Data is now central to our biggest decisions at ANZ and that means asking some key questions: What do our customers want? What do our stakeholders and shareholders need? What does the data need to do differently to enable us to provide those services and outcomes?
"In any crisis, you need to have the most current data available at the fingertips of decision makers to enable quick decision making.”
This shift needs to be made efficiently and effectively; it must address the cost of our legacy infrastructure and it must be done in a manner that gives confidence to all authorised users at any point in time.
Successful data projects conducted in banks tells us they're not technology projects. If we view data with just a technology lens, we risk missing the boat. Data projects should actually focus on outcomes for customers, then understand how processes need to adapt to allow the data to flow where it needs to. Finally, projects must understand where we need technology to support.
Data in a crisis
In any crisis, we need the latest data at the fingertips of decision makers to enable rapid decisions. The COVID-19 pandemic and recent bushfires in Australia graphically demonstrate that need. But really crises just emphasise what should be happening with data anyway.
Data needs to be available ‘end to end’ (from when a customer enters our channels, to when the issue is addressed, to the follow up required with that customer to understand how that intervention has improved their outlook).
Embedding data is about much more than a reporting function churning out reports - the world is way beyond that. Increasingly, all executives need to understand what behaviours we want to drive, what products we want to build for customers, how we enable those from a process standpoint and how we enable them from a technology standpoint.

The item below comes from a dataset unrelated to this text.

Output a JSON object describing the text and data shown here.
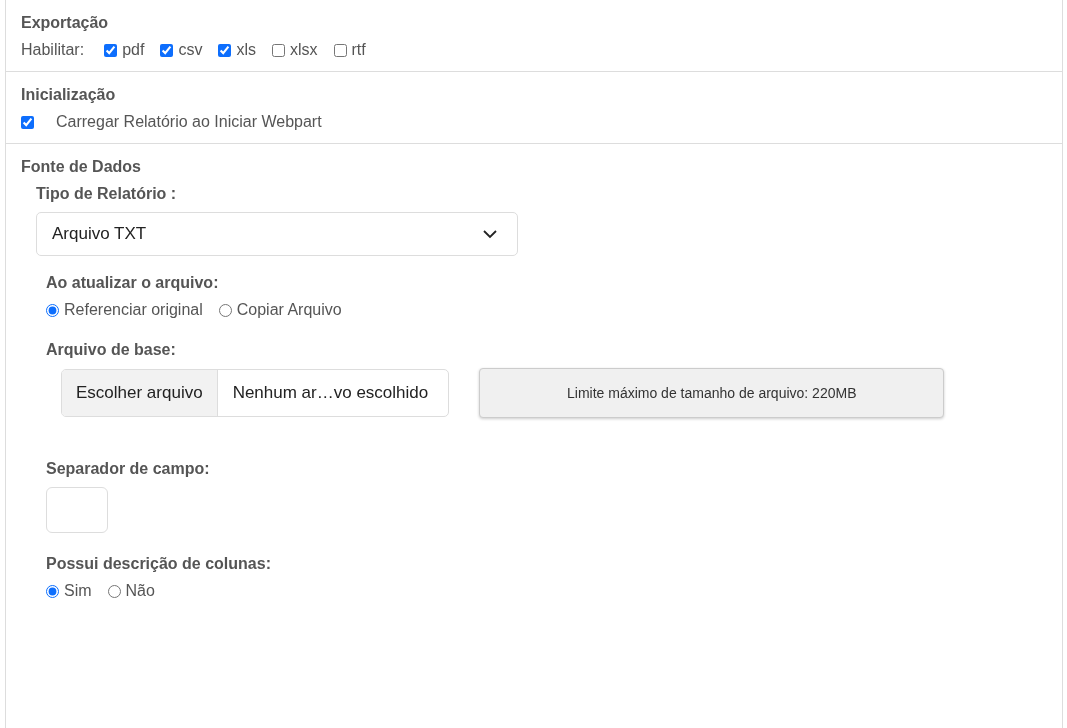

Data needs to be consistently available to different decision makers and stakeholders (including regulators) which means we must ensure we have confidence in the source of the data and calculations made with it, how it’s assembled and stored.
With that, we can have a constructive dialogue focused on decisions we can make. Without it, management teams can sink into ‘my data vs your data’ traps that frustrate progress.
Ongoing investments in data quality drive faster decision making, faster reporting and automation. It all fits together. We want to be more proactive about knowing what levers the bank and our customers can pull in a crisis. It’s a combination of customer-driven propositions and data processes backed by technology which can help us accelerate.
Useful data and trust in the brand
My team at ANZ has two main customers: the external customer whose financial wellbeing we’re trying to help improve. And the internal decision makers who we’re trying to help make faster decisions which are transparent to the customer.
Before we can help a customer, that customer must first trust we will use that data for their benefit and they will be engaged with us in the process. That means building the muscles that pull data out from legacy ‘locked boxes’, engage with customers on propositions, and ask permission to engage on it.
“Open banking” is spurring both established banks and new challengers to do more. It will drive initiatives like comparison sites which will encourage competition. At the heart of open banking is a way of using data which is actually what banks should have been doing anyway.
At the heart of that is trust, given that open banking will happen at a customer’s request. At ANZ, to build that trust, we have a very strong data governance function. We have a set of ethical principles which we use to gauge each of our use cases.
We ask a series of questions for each use case: who wants the data? What is the data? What do they want to do with it and why? We gauge the answers against these ethical principles to make sure we're really comfortable that we're protecting customers and that the data is being used for good. These are questions we were already asking so as we accelerate we can embed these principles into future technologies.